I suggest you also wrap the variable inside a namespace.

  • 2
    I think you should declare the variable type in globals.cpp too, i.e. int x = 1337. int is the default data type so in this case it will probably work, but...
    – arne
    Mar 14, 2012 at 12:44
  • nm, I just stumbled over this once and it took me a long time to understand what the compiler actually wanted from me...
    – arne
    Mar 14, 2012 at 12:50
  • 5
    @arne: There are no "default data types" in C++. Mar 14, 2012 at 13:01
  • @LightnessRacesinOrbit: OK, I dimly remember that there was something like that in C. If it isn't in C++, I have to revoke my comment.
    – arne
    Mar 14, 2012 at 13:19

In addition to other answers here, if the value is an integral constant, a public enum in a class or struct will work. A variable - constant or otherwise - at the root of a namespace is another option, or a static public member of a class or struct is a third option.

MyClass::eSomeConst (enum)
MyStruct::nSomeValue (static) 

Declare extern int x; in file.h. And define int x; only in one cpp file.cpp.

  • Wasn't this already covered by an earlier answer?
    – Sneftel
    Sep 6, 2021 at 10:42

Not sure if this is correct in any sense but this seems to work for me.

inline int someVar;

I don't have linking/multiple definition issues and it "just works"... ;- )

It's quite handy for "quick" tests... Try to avoid global vars tho, because every says so... ;- )


Your Answer

By clicking “Post Your Answer”, you agree to our terms of service and acknowledge that you have read and understand our privacy policy and code of conduct.
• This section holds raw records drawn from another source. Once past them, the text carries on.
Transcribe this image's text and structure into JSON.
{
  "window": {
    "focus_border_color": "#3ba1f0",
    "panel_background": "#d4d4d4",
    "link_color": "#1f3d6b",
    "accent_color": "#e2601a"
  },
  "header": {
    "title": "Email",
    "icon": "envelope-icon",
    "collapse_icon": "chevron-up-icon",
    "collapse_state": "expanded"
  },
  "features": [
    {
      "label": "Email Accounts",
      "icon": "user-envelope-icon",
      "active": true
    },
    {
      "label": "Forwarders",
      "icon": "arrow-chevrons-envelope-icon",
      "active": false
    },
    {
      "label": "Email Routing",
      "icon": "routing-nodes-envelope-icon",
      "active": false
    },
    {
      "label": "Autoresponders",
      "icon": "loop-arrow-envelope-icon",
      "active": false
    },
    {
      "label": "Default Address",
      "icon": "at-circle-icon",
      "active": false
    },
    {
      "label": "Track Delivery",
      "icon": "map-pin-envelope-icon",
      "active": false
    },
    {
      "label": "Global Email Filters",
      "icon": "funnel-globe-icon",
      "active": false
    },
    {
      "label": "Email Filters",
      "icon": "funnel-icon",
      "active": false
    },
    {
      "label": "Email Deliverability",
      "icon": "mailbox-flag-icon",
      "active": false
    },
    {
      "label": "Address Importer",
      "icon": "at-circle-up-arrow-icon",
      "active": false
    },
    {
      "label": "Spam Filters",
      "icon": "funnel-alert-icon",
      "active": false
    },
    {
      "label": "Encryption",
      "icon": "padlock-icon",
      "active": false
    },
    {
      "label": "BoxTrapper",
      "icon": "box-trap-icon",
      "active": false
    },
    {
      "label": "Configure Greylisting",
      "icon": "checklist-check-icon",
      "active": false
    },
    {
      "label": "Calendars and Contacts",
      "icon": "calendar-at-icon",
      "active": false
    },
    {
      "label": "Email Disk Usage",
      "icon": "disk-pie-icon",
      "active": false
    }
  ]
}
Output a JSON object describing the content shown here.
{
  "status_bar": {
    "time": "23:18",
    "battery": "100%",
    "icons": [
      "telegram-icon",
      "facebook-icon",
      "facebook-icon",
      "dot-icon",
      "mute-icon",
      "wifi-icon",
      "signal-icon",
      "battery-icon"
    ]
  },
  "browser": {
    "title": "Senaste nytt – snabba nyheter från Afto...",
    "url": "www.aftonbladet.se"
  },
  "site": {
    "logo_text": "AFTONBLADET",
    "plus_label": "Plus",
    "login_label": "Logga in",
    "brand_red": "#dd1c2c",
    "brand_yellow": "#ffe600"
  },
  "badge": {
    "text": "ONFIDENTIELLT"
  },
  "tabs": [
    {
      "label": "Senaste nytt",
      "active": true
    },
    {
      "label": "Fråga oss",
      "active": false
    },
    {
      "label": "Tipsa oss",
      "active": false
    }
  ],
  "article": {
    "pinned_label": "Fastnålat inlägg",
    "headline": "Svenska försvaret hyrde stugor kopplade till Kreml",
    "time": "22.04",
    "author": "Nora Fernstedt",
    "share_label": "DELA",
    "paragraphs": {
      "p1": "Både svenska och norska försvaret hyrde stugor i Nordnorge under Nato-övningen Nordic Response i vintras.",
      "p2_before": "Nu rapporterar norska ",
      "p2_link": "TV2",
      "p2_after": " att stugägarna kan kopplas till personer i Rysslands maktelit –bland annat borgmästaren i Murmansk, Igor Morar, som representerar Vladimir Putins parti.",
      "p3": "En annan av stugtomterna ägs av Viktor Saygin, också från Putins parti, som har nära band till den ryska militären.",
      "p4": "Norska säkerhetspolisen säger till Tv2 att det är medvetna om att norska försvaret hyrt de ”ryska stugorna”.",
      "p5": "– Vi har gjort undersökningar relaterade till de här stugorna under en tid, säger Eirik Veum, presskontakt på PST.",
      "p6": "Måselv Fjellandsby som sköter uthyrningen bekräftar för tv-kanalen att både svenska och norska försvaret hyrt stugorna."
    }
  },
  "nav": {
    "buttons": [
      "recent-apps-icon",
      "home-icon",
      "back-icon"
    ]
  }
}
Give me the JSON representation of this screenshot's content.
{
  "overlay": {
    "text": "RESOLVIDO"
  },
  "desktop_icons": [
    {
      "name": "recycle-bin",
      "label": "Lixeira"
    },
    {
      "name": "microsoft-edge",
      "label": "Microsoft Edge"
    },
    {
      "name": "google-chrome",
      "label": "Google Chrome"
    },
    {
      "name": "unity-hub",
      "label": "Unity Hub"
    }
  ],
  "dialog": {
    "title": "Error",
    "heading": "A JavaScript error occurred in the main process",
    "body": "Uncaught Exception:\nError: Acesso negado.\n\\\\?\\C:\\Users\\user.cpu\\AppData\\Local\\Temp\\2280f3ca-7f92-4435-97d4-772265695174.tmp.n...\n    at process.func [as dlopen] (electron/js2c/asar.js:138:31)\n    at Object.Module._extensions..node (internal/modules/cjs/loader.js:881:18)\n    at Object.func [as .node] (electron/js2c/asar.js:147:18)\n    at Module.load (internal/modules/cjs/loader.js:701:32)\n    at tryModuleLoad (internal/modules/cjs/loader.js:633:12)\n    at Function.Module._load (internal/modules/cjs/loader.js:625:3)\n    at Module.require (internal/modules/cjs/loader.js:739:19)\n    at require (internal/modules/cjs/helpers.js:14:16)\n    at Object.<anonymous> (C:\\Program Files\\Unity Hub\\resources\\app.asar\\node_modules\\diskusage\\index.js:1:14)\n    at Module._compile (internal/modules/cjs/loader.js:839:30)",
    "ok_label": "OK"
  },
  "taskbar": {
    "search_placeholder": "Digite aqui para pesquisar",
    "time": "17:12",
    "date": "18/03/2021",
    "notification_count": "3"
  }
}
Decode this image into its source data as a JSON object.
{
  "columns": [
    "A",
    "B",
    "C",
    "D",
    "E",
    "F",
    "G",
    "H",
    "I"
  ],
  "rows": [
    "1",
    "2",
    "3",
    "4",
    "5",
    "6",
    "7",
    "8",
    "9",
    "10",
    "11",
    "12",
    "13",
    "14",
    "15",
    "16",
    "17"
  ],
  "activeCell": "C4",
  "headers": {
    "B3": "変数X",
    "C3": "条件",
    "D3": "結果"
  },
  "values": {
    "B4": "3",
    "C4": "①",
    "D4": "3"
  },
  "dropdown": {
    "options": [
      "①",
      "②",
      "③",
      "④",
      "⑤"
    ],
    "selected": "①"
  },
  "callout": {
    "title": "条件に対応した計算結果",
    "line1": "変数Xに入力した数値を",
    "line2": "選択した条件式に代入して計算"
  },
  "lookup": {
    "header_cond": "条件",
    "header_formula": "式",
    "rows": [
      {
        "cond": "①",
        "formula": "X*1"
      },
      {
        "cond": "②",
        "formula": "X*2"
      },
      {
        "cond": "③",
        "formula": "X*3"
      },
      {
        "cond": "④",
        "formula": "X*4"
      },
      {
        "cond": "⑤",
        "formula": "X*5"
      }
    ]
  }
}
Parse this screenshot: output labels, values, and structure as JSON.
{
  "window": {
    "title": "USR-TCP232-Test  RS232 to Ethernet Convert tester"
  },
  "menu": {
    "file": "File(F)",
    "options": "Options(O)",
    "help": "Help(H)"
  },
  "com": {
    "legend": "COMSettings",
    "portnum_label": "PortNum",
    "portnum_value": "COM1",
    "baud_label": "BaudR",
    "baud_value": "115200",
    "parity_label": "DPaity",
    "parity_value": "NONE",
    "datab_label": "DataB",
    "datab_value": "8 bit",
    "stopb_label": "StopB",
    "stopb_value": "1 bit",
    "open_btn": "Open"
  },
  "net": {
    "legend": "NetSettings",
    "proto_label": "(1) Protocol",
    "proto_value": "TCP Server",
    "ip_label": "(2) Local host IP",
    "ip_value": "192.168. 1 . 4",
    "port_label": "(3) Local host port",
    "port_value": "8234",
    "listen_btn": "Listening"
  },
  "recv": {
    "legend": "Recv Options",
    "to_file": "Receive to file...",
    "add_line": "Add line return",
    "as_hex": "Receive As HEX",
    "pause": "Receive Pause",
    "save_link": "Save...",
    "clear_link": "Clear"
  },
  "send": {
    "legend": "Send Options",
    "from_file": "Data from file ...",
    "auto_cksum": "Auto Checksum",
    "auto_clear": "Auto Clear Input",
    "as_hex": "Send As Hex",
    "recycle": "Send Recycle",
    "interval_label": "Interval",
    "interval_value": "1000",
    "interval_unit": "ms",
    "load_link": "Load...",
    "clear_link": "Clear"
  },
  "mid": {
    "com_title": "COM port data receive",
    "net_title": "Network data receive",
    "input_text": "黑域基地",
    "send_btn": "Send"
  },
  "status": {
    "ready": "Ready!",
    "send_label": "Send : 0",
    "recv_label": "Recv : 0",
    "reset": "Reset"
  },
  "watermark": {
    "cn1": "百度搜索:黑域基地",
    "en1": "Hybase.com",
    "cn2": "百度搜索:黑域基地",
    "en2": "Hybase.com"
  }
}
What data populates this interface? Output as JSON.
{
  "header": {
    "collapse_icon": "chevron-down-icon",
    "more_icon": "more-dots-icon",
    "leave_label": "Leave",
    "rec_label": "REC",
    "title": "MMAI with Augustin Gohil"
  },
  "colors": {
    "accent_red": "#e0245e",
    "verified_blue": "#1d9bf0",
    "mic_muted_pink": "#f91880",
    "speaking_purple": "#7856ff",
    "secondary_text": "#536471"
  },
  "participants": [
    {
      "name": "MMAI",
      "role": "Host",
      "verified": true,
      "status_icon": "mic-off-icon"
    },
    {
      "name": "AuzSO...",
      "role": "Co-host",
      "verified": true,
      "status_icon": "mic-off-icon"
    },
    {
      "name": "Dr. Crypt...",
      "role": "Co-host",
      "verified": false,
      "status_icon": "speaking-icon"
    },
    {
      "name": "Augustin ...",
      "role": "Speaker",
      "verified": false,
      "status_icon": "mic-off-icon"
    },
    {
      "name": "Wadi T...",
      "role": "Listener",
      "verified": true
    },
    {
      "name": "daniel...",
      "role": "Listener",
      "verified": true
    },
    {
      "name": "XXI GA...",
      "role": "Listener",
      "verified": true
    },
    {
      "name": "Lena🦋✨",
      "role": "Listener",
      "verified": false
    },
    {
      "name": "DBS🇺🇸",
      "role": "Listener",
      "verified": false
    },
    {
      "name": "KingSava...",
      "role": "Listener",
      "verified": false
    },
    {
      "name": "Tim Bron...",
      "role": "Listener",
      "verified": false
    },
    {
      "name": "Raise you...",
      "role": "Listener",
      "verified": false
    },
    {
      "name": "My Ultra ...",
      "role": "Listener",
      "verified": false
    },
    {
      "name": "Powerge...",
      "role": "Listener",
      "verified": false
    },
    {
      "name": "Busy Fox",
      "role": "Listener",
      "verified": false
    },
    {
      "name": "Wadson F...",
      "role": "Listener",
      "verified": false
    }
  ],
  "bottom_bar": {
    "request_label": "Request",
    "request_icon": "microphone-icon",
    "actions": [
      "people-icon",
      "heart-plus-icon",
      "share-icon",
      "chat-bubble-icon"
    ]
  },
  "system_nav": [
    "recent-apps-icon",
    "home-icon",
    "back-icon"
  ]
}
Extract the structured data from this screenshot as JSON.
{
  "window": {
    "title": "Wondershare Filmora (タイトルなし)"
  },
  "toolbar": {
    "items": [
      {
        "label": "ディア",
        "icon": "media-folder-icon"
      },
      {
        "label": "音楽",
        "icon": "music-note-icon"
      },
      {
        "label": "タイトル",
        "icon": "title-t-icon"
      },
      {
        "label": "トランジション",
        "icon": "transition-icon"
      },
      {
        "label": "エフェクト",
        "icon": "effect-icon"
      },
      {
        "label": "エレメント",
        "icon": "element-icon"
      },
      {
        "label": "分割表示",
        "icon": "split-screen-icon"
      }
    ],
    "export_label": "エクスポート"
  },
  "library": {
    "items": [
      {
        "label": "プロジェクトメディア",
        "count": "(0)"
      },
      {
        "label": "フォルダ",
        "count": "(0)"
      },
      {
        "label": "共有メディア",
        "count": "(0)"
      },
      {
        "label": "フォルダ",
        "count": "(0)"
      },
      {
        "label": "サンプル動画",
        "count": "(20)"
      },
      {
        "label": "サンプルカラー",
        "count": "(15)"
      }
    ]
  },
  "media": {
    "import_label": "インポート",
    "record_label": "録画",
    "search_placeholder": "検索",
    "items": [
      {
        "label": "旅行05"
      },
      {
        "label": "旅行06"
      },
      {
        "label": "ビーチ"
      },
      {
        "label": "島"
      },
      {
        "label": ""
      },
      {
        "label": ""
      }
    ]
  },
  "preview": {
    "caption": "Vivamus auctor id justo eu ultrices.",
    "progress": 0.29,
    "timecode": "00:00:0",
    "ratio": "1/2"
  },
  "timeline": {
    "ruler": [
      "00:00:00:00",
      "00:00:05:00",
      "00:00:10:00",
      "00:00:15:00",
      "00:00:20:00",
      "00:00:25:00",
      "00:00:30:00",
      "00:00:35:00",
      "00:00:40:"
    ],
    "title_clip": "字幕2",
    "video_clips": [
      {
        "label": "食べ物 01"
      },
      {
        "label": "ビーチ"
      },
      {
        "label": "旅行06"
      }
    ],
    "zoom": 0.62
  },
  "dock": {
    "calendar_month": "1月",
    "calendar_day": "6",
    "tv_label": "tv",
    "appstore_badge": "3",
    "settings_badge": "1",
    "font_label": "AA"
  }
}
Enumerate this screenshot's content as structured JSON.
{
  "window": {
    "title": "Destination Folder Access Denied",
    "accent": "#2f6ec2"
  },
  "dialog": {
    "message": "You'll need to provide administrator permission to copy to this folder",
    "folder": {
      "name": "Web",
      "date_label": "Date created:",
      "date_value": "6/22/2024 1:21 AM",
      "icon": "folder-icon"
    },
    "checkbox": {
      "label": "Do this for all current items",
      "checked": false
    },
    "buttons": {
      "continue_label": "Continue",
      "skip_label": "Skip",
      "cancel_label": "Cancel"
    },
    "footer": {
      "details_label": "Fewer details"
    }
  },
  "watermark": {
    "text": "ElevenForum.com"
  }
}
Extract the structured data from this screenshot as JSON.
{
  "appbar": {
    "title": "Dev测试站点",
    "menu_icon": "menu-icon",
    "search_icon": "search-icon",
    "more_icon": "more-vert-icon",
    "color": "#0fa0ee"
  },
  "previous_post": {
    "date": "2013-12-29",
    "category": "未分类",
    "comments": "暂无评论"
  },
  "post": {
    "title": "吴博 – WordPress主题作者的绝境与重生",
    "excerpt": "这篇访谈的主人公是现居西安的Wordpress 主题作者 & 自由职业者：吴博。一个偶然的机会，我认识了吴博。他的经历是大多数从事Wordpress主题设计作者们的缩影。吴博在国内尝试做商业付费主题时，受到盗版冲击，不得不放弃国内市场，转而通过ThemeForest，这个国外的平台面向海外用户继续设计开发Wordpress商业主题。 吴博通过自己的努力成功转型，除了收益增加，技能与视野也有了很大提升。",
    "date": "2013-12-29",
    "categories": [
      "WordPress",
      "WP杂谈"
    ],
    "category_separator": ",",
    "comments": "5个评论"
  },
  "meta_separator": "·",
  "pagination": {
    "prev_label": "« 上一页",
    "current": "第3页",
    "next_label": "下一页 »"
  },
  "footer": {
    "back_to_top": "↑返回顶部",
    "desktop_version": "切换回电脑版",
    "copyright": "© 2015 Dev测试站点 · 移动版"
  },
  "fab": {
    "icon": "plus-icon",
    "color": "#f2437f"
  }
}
Not the answer you're looking for? Browse other questions tagged or ask your own question.